Give my love to all, and kiss them for me; I am glad Aunt France is well now & hope she will remain so, tell her the old lamp no longer sits on the jam in vain, for Kate & I dance in the dining room every night.
We did not get to the ball after all, so I must teach myself not to look forward to anything but disappointment & that will come with out anticipation. Grandma is in a hurry for the light so I must stop.
Feb 17th Good bye your affec daughter Belle.
I will give you a better drawing of us in the mud.
[drawing] the bridge
[note in ink from Bernice H. Connelly Pratt to Eliza Helen Pratt Tisdale]
My dear child
We recieved your letter yesterday and was glad to hear that all were well, and also to hear that Mr. Tisdales sallary was increased, I don't know what put it into your head that Mr. Tisdale asked for that sugar he did not do it and I sent it of my own free will; you have given me many a thing and dont know how long I will or what I may need before I die; give my love to France and all the children Robert as well, I have no news,
Your aff ma
B H Pratt
[Belle's PS to Mama is on page 4 of the folded paper]
direct to Mr. W. Pratt
care P. Milletré [?]
Please send them immediately.
We have not spoken to Uncle Jene for a month; one day he & grand-pa had been in town & when they were eating supper they happened to speak of some murder that had been committed in town; & Kate as was natural asked: who was it? Or who did it? & they both snapped her up & said: what buisness was that of hers, or something to that effect; of course she told grand-ma; then she blased away at them & said there we were working our selves to death for them, & then when we asked them a civil question we could not get a decent answer & she would be glad when we could go home & Kate could go to her ma & she would go somewhere, then they might stay here & growl & snap one another up as much as they liked; next day we spoke to him he would not answer, several times I spoke to him, he would not answer. Now he has my pride roused & I would not speak to him to save his soul.

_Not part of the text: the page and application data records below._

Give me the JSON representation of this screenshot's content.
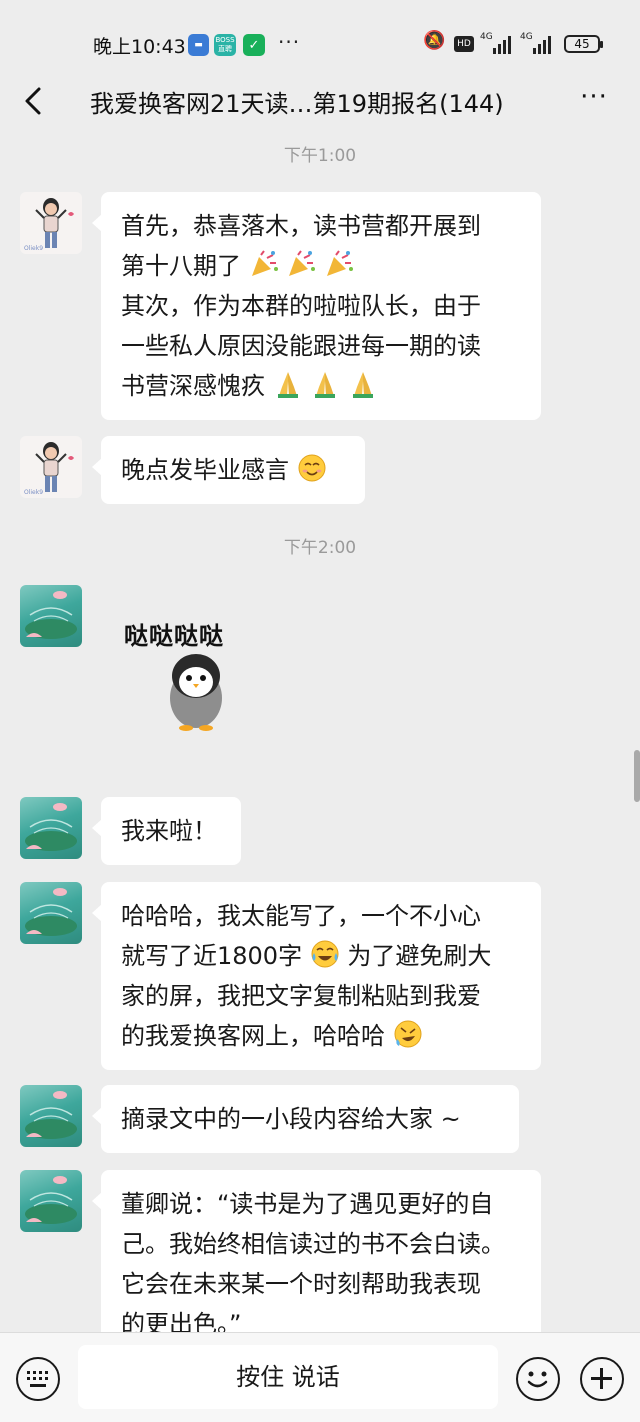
{
  "status": {
    "time": "晚上10:43",
    "boss_label": "BOSS直聘",
    "network_1": "4G",
    "network_2": "4G",
    "hd_label": "HD",
    "battery": "45"
  },
  "header": {
    "title": "我爱换客网21天读…第19期报名(144)"
  },
  "chat": {
    "time_1": "下午1:00",
    "time_2": "下午2:00",
    "msg_1": {
      "line_1": "首先，恭喜落木，读书营都开展到",
      "line_2": "第十八期了",
      "line_3": "其次，作为本群的啦啦队长，由于",
      "line_4": "一些私人原因没能跟进每一期的读",
      "line_5": "书营深感愧疚"
    },
    "msg_2": "晚点发毕业感言",
    "sticker_text": "哒哒哒哒",
    "msg_3": "我来啦！",
    "msg_4": {
      "line_1": "哈哈哈，我太能写了，一个不小心",
      "line_2a": "就写了近1800字",
      "line_2b": " 为了避免刷大",
      "line_3": "家的屏，我把文字复制粘贴到我爱",
      "line_4": "的我爱换客网上，哈哈哈"
    },
    "msg_5": "摘录文中的一小段内容给大家 ~",
    "msg_6": {
      "line_1": "董卿说：“读书是为了遇见更好的自",
      "line_2": "己。我始终相信读过的书不会白读。",
      "line_3": "它会在未来某一个时刻帮助我表现",
      "line_4": "的更出色。”"
    }
  },
  "input": {
    "talk_label": "按住 说话"
  },
  "icons": {
    "party": "party-popper-icon",
    "pray": "folded-hands-icon",
    "smile": "smiling-face-icon",
    "laugh": "tears-of-joy-icon"
  }
}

On August 1 the 1870 census lists Belle as “Isabella” age 15 in dwelling 327 with her mother Eliza and sisters and brothers Mary, age 17; Frank, age 10; William, age 8; Olive Lee, age 6; and Robert, age 3.
In dwelling 326 are her grandparents, William, age 68, and “Bernea,” age 63, and Uncle Eugene, age 22. Aunt Albina and her husband George Durr with daughters “Bernece and Levilna” are in dwelling 328. Next in dwelling 329 is “Emmett" Craig with daughters Katie and Mary. So it appears they are all living on the Pratt's old Oakland Plantation property.
Where is Belle's father, Benjamin Franklin Tisdale? We can't find him in the 1870 census anywhere. He is listed in the 1867 and 1868 New Orleans City Directories as working for J. B. Murison at 234 Calliope Street. Belle wrote to her Papa in April 1869. We know he and Eliza were still together because two more children were yet to be born, Marion Eugene in March 1871 and Charles Harry in May 1874.